In order to determine the optimal level of enforcement for stormwater management, we must first determine the government’s enforcement expenditures. Following Becker et al. (2006), we assume the government has a cost function of enforcement defined by:

We assume that the government’s costs of enforcement are increasing in the level of enforcement:

However, we also assume, without a loss of generality, that the government’s costs are convex in enforcement. Equation (14) implies that enforcement costs depend not only on the level of enforcement, but also the number of ponds (*Q*) monitored and the fraction of non-compliant managers punished (through ).

The equilibrium level of enforcement depends on the government’s objectives. We assume that government wants to reduce the amount of runoff relative to what would be found in a competitive market (*Q*_{c} in **Fig. A6.1**). We define *V*(*Q*) as the social value function, and assume that the marginal social value is no larger than the marginal cost of providing stormwater management:

With these preferences the government chooses a level of enforcement to maximize the value of consumption, less the sum of production and enforcement costs:

With the assumption of constant returns to scale and perfect competition within the production of stormwater retention ponds, then , and we substitute the cost function from (15) into (16). Hence, the social planner’s problem becomes:

The first-order condition is given by:

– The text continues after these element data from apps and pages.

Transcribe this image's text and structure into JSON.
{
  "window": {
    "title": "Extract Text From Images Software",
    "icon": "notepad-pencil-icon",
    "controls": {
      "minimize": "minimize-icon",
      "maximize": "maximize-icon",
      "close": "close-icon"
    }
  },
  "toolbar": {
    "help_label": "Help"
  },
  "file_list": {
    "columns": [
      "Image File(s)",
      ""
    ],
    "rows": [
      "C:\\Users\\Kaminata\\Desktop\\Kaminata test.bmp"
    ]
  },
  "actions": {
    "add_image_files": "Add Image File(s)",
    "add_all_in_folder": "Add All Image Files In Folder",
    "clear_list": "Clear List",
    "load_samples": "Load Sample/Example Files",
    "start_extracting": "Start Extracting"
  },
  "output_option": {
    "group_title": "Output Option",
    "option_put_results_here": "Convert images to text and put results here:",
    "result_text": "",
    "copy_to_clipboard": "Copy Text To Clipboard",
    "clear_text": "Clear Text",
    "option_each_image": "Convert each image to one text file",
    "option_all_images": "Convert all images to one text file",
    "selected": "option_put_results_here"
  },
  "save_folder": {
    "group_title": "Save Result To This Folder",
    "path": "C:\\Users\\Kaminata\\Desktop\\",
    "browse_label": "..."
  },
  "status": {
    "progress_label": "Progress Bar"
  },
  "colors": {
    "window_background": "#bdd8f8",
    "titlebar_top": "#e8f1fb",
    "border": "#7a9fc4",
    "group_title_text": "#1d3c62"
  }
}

where denotes marginal revenue. The left-hand side of equation (18) represents the marginal social benefits associated with a reduction in runoff, whereas the right-hand side represents the marginal social costs of enforcement. If we assume that the marginal social costs are equal to zero, then equation (18) simplifies to:

where denotes the price elasticity of demand for runoff (Becker et al. 2006). The term denotes the ratio of the social willingness to pay relative to the private marginal willingness to pay for stormwater maintenance (or flood and nutrient mitigation). Equation (19) implies that if *V _{q}* is positive, then stormwater management has a non-negative marginal social value, and if the price elasticity of demand is inelastic,

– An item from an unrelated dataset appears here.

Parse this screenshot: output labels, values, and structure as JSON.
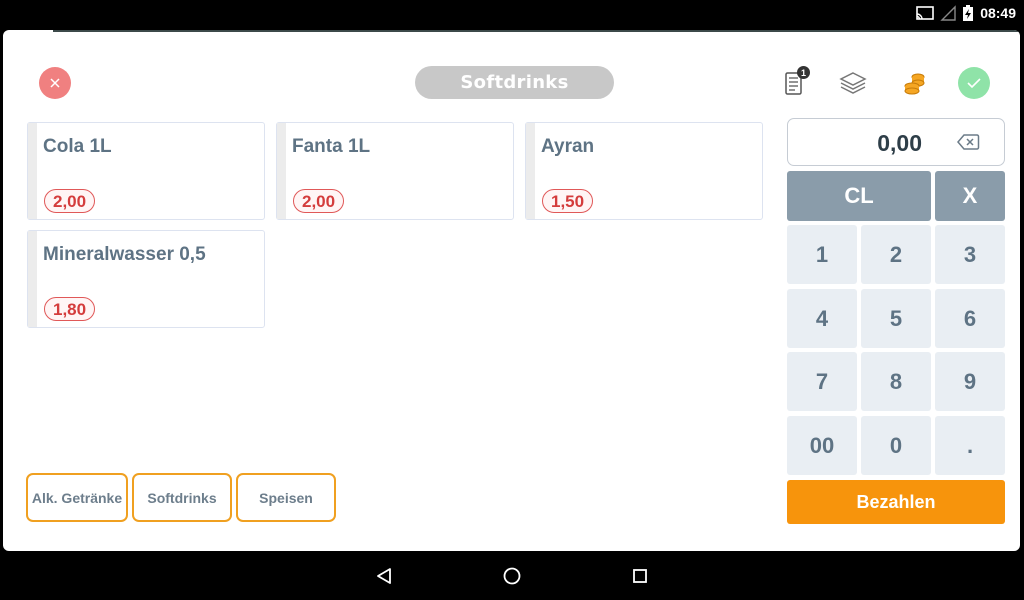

*MR*< 0, then the optimal level of enforcement would be zero.

The key to disentangling the marginal social benefits and marginal social costs is to examine elasticity of demand for runoff. Becker et al. (2006; p. 50) show that the marginal costs are also based on the price elasticity of demand (and the elasticity of the odds ratio with respect to government enforcement). The derivation is beyond the scope of the current manuscript. However, the interested reader is referred to the original work for a formal poof. In words, if demand is elastic, then total maintenance costs fall as a result of a reduction in runoff, and enforcement costs increase slowly. An elastic demand implies that any percentage increase in the costs of stormwater management would lead to a proportionally larger decrease in the quantity of runoff. We argue that an elastic demand for runoff is highly unlikely, although this is difficult to assert with absolute confidence until more research is conducted to assess the costs and benefits of stormwater management. However, several past studies have found that the residential demand for drinking water has a tendency to be highly inelastic (Espey et al. 1997). Residential drinking water offers different services than does stormwater control; nevertheless, the demand elasticities for drinking water and stormwater control are likely to be highly correlated.

In contrast, if the demand for runoff is inelastic (a more likely scenario), then total management costs rise as the amount of runoff falls, and enforcement costs rise more rapidly (Becker et al. 2006). However, the results imply that in order to reduce the amount of runoff to the socially optimal level (*Q _{w}* in

**Fig A6.1**), then the marginal social value should be very negative. Given the general public’s lack of education in regards to stormwater management (Roy et al. 2008), it is not very likely that the marginal social value would be characterized as “very negative” – that is a large value in magnitude in an absolute sense. Consistent with the claims by Becket et al. (2006), reducing runoff to the socially optimal level would arguably absorb a lot of society’s resources – implying that such an option is not necessarily cost effective.